Exercise description: Write out every single entry exactly.
------------------------------------
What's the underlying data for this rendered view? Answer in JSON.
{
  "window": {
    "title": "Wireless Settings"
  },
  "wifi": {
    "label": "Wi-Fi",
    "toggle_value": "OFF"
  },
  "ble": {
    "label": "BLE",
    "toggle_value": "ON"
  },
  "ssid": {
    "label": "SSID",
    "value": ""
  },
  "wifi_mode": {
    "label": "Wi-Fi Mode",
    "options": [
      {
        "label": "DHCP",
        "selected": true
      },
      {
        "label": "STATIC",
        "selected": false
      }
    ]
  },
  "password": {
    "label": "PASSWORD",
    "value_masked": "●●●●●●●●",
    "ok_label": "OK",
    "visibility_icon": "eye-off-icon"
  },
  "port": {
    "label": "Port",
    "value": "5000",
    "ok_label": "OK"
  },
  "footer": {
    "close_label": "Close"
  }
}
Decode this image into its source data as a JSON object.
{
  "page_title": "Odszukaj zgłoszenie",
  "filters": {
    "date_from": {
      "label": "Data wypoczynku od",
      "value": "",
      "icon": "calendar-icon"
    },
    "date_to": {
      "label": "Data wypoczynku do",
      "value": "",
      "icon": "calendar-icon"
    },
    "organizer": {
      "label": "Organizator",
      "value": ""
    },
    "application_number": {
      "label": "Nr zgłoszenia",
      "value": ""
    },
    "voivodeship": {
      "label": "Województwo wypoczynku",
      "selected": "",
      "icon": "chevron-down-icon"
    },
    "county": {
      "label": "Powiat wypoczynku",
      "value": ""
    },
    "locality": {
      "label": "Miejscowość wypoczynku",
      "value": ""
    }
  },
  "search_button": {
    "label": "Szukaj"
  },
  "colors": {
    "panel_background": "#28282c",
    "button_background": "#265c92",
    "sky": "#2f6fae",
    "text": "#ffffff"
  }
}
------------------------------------
Exercise answer:
What's the underlying data for this rendered view? Answer in JSON.
{
  "window": {
    "title": "Wireless Settings"
  },
  "wifi": {
    "label": "Wi-Fi",
    "toggle_value": "OFF"
  },
  "ble": {
    "label": "BLE",
    "toggle_value": "ON"
  },
  "ssid": {
    "label": "SSID",
    "value": ""
  },
  "wifi_mode": {
    "label": "Wi-Fi Mode",
    "options": [
      {
        "label": "DHCP",
        "selected": true
      },
      {
        "label": "STATIC",
        "selected": false
      }
    ]
  },
  "password": {
    "label": "PASSWORD",
    "value_masked": "●●●●●●●●",
    "ok_label": "OK",
    "visibility_icon": "eye-off-icon"
  },
  "port": {
    "label": "Port",
    "value": "5000",
    "ok_label": "OK"
  },
  "footer": {
    "close_label": "Close"
  }
}
Decode this image into its source data as a JSON object.
{
  "page_title": "Odszukaj zgłoszenie",
  "filters": {
    "date_from": {
      "label": "Data wypoczynku od",
      "value": "",
      "icon": "calendar-icon"
    },
    "date_to": {
      "label": "Data wypoczynku do",
      "value": "",
      "icon": "calendar-icon"
    },
    "organizer": {
      "label": "Organizator",
      "value": ""
    },
    "application_number": {
      "label": "Nr zgłoszenia",
      "value": ""
    },
    "voivodeship": {
      "label": "Województwo wypoczynku",
      "selected": "",
      "icon": "chevron-down-icon"
    },
    "county": {
      "label": "Powiat wypoczynku",
      "value": ""
    },
    "locality": {
      "label": "Miejscowość wypoczynku",
      "value": ""
    }
  },
  "search_button": {
    "label": "Szukaj"
  },
  "colors": {
    "panel_background": "#28282c",
    "button_background": "#265c92",
    "sky": "#2f6fae",
    "text": "#ffffff"
  }
}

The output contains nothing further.